Seven supervisors, joined by representatives from public, private and religious groups, formally announced the effort at Aurora St. Luke’s Medical Center on July 7. They described the issue as one of smart business and basic fairness.
“This is a pro-business move, and we’re taking a page out of the book of some of the largest private-sector employers in Milwaukee,” said Supervisor Marina Dimitrijevic. “They use this tool to recruit the most talented employees in the marketplace.”
Aurora Health Care, the state’s largest employer with 31,000 workers in the Milwaukee area, has offered domestic partner benefits since 2005. Six of the 10 Fortune 500 employers in Milwaukee also offer such benefits.
Dwight Morgan, senior vice president of human resources, told reporters that Aurora’s domestic partner plan “has worked remarkably well” and had no “appreciable impact” on the company’s bottom line. He said the cost represents less than 1 percent of Aurora’s employee benefit expenditures.
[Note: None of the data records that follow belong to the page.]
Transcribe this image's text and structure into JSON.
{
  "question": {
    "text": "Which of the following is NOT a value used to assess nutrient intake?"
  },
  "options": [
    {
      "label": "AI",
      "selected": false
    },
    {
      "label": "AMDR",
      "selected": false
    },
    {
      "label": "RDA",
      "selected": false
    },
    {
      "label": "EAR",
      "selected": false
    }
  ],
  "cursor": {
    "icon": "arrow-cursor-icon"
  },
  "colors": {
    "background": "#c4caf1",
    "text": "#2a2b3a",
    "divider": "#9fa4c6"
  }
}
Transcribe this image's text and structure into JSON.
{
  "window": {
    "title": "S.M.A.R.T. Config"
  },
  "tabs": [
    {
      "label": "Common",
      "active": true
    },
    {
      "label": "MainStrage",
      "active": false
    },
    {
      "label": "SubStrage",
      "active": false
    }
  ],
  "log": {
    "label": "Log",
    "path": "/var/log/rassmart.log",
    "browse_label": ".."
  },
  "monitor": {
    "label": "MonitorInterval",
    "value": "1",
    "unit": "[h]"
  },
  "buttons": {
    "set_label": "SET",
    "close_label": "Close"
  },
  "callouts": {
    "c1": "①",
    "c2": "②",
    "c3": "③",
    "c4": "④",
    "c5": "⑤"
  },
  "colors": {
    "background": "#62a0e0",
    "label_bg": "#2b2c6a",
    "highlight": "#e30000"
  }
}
Morgan said the benefits help Aurora attract employees from a larger pool of talent, which makes the company stronger. “It’s a good business decision, but greater than that, it’s the right thing to do,” he said.
Dimitrijevic said the issue of fairness sometimes gets lost in discussions about partner benefits. She said it’s unfair to expect gay and lesbian employees to do the same work as their heterosexual counterparts without receiving the same workplace benefits.
“I want to stop people from this obsession about the numbers,” Dimitrijevic said. “If anything, we should be obsessed about equality. I think people should be focused on the fact that we’ve been treating some of our employees unequally.”
In 2009, a measure calling on county government to investigate the cost of providing domestic partner benefits passed the 19-member county board with 13 votes. But former County Executive Scott Walker vetoed it, claiming the measure would cost taxpayers $4 million – a figure that was vigorously disputed by experts familiar with the issue.
County officials estimate it will cost about $700,000 to offer the benefits based on the experience of other companies and government entities that offer them.
The City of Milwaukee pays about $252,000 a year for its domestic partner benefit plan. Only about 30 of the 3,500 City of Milwaukee employees eligible for the plan use it, according to city officials. All city workers are eligible except for those employed by the police and fire departments, whose unions have never sought the benefits.
The county board fell one vote short of overriding Walker’s domestic partner veto two years ago after Supervisor Lynne De Bruin changed her original “yes” vote on the issue. This time around she’s listed as a co-sponsor of the resolution.
The resolution has nine co-sponsors, Dimitrijevic said. Ten votes are needed for passage. Milwaukee County Executive Chris Abele strongly supports the measure.
The measure could be referred to the full county board as early as July 28.
Under the proposed benefit plan, same-sex couples would have to register with the county clerk as domestic partners. To qualify for the benefits, they would have to be at least 18 years old, share a common residence and not be related any closer than second cousins.
Unmarried opposite-sex couples would also qualify if they provided a signed affidavit saying they meet the age, residence and blood relative rules. Proof of a shared residence, such as a lease or mortgage signed by both partners, would also be necessary.
In addition to Dimitrijevic and De Bruin, the other co-sponsors are Gerry Broderick, Eyon Biddle, Peggy Romo West, Jason Haas, Nikiya Harris, John Weishan Jr. and Willie Johnson Jr.